Problem requirements: What lines of the data below hold the string "label"? Copy each one.

Data supplied:
"""

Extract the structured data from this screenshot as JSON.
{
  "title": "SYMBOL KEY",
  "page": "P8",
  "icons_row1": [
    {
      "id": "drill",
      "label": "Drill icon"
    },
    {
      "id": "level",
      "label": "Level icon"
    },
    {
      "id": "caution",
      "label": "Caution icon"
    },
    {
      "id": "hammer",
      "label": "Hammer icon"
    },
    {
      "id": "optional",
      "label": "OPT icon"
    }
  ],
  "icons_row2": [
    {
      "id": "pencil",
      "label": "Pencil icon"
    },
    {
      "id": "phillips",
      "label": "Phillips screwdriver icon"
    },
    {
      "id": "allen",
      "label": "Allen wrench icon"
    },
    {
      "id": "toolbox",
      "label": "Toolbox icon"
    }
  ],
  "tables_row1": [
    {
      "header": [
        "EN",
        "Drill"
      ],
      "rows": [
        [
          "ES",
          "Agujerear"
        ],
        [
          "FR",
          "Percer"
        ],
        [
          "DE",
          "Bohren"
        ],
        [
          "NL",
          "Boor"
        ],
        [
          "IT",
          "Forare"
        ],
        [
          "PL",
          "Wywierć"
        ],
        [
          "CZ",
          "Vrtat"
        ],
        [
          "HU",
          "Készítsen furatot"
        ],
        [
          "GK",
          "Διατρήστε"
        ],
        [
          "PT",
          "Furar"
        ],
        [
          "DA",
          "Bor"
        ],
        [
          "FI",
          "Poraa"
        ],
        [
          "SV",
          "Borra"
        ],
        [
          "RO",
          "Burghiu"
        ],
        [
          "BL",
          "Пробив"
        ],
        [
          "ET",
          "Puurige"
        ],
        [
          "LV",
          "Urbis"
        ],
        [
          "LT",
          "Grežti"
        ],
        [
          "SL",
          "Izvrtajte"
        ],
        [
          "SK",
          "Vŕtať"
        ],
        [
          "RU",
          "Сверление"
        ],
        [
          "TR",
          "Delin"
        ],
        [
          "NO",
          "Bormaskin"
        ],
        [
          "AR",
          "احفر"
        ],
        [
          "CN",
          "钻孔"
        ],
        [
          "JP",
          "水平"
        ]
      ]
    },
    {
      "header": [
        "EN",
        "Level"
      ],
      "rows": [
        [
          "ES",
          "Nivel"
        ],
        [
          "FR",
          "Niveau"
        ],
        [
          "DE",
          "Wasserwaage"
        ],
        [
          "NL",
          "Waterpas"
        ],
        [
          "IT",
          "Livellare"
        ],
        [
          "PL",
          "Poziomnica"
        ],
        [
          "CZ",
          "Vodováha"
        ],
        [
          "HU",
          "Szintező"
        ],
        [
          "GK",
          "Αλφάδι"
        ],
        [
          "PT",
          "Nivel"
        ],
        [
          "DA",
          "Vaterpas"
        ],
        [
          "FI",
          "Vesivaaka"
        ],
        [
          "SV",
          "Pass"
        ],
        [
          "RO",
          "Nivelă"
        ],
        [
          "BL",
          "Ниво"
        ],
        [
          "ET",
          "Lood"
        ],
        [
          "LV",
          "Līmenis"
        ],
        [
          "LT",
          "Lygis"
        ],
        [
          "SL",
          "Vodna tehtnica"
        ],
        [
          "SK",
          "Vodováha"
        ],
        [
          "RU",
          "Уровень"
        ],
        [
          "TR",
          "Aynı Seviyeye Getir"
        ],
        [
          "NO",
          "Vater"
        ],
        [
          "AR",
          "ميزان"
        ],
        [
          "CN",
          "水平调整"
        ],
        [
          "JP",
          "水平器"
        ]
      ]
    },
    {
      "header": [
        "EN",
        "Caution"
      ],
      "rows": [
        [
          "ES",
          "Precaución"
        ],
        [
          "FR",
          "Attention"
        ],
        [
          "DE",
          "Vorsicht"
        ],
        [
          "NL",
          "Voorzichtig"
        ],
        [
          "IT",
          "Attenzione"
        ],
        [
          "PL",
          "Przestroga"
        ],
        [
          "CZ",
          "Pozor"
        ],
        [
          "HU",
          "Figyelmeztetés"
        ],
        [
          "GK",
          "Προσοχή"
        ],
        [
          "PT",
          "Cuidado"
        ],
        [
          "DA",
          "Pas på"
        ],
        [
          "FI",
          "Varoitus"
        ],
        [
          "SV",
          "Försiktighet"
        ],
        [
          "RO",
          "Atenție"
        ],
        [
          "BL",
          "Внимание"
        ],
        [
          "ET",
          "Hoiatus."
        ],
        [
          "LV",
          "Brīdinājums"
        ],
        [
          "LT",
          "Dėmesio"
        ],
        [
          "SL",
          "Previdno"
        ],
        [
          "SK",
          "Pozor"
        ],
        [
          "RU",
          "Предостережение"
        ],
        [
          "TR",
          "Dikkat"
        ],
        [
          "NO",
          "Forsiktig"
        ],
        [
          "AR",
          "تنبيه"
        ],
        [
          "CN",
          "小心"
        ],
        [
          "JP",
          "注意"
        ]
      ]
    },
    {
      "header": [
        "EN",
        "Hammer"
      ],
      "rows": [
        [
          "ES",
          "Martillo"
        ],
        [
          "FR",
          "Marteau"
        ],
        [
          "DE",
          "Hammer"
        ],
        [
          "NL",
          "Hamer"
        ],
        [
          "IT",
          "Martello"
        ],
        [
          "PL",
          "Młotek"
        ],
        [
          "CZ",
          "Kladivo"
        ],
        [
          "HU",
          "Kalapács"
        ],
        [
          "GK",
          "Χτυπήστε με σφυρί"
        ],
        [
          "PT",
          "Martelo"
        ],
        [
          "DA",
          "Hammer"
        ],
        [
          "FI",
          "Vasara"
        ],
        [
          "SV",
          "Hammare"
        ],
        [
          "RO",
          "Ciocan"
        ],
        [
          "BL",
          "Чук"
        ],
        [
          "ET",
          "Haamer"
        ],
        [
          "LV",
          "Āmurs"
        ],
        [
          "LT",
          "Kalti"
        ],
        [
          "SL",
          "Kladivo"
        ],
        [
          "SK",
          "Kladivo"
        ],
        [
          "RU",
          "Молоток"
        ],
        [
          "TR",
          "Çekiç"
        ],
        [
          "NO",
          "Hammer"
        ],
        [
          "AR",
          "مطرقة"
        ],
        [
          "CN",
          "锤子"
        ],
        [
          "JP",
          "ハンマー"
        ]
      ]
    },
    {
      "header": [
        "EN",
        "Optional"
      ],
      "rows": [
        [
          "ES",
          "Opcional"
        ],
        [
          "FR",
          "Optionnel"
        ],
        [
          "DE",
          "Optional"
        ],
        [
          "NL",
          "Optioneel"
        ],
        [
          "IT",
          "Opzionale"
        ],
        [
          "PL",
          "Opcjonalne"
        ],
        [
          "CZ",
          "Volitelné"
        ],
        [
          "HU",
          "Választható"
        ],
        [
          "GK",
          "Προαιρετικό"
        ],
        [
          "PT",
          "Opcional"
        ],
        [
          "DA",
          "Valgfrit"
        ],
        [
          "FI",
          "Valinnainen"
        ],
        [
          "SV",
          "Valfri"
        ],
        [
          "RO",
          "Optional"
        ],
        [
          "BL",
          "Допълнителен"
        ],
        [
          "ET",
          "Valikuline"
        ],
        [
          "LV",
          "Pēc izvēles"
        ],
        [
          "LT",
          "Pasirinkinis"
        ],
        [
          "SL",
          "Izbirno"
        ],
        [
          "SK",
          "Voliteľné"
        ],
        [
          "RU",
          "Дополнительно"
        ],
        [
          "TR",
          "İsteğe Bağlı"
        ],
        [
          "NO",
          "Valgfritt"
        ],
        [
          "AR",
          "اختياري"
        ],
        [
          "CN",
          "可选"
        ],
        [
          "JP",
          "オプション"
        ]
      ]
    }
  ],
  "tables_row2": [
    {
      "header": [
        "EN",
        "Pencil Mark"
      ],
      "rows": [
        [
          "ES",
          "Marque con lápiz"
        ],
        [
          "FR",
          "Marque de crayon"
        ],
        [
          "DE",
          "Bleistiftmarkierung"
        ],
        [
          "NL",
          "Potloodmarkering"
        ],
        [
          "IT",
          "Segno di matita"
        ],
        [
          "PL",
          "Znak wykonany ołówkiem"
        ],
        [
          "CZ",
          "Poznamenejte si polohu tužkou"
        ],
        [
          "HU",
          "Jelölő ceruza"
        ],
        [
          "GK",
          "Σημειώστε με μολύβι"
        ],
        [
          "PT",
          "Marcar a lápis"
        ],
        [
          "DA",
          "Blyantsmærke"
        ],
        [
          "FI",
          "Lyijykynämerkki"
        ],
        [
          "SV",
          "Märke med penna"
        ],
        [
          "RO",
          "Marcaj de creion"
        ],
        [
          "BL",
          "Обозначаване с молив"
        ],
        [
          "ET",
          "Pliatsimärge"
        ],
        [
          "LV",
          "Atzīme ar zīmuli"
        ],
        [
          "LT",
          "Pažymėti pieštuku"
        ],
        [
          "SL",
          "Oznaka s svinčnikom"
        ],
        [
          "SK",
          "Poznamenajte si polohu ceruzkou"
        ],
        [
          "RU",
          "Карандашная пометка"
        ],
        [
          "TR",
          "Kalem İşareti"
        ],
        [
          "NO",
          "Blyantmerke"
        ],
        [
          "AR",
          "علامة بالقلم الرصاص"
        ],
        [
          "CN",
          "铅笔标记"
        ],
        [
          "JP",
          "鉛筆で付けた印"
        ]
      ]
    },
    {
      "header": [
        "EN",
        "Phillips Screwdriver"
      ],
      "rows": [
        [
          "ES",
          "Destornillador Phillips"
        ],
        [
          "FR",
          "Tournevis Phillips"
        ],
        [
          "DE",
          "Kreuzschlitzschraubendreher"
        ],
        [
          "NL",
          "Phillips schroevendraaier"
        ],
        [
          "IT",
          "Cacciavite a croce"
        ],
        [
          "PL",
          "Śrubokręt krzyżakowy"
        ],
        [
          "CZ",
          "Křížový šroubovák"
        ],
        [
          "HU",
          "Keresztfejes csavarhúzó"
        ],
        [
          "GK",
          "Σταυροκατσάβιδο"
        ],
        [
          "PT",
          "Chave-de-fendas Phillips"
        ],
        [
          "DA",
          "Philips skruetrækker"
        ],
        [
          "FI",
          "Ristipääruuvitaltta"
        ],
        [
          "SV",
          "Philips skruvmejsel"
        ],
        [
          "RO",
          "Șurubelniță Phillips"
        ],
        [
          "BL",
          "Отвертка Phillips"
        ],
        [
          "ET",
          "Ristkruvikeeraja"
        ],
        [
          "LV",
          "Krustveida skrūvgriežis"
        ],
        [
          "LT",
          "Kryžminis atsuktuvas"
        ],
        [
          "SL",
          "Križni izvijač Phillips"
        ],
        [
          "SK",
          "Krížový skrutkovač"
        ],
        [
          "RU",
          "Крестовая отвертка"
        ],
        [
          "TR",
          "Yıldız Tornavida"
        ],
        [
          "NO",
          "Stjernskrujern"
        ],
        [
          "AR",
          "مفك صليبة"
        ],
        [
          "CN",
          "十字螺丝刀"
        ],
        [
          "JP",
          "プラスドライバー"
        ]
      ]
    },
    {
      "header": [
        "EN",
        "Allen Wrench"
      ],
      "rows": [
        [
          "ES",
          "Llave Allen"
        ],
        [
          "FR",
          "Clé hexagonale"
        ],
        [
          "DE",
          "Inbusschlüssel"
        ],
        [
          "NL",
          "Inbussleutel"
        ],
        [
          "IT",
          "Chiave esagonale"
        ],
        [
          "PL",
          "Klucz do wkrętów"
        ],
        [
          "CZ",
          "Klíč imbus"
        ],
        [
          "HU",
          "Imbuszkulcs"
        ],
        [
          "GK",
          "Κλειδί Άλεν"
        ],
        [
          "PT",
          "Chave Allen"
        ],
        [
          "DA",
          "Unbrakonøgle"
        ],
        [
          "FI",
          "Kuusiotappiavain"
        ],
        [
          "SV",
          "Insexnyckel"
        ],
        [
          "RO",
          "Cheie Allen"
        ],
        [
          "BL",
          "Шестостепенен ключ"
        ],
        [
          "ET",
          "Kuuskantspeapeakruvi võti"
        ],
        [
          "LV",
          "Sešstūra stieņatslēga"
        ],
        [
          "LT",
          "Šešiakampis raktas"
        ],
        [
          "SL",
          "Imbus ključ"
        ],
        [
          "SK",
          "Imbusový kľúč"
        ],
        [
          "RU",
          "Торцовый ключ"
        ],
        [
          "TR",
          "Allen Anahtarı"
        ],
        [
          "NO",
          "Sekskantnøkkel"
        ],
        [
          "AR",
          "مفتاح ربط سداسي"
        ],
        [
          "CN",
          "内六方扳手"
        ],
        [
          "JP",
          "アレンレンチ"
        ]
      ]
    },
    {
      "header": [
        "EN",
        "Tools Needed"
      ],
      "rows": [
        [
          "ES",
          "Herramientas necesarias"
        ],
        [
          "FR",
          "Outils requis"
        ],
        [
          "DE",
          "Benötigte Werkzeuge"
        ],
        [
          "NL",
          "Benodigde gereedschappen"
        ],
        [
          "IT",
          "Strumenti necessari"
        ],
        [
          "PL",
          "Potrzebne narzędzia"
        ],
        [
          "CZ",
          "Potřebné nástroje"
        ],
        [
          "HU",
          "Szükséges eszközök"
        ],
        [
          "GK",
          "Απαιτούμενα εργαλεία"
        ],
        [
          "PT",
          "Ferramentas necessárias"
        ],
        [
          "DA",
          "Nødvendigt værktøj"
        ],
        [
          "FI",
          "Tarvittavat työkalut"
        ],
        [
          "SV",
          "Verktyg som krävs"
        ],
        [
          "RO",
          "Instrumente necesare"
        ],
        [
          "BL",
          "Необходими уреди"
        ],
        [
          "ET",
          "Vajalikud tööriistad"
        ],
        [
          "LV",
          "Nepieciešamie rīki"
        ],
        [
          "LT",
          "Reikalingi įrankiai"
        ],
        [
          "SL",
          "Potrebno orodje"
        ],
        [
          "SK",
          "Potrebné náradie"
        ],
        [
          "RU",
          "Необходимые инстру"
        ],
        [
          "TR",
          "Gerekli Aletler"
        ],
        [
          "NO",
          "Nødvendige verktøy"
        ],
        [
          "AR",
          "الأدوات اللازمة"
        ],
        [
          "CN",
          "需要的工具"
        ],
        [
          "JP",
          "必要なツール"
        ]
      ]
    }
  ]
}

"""

Exercise solution:
      "label": "Drill icon"
      "label": "Level icon"
      "label": "Caution icon"
      "label": "Hammer icon"
      "label": "OPT icon"
      "label": "Pencil icon"
      "label": "Phillips screwdriver icon"
      "label": "Allen wrench icon"
      "label": "Toolbox icon"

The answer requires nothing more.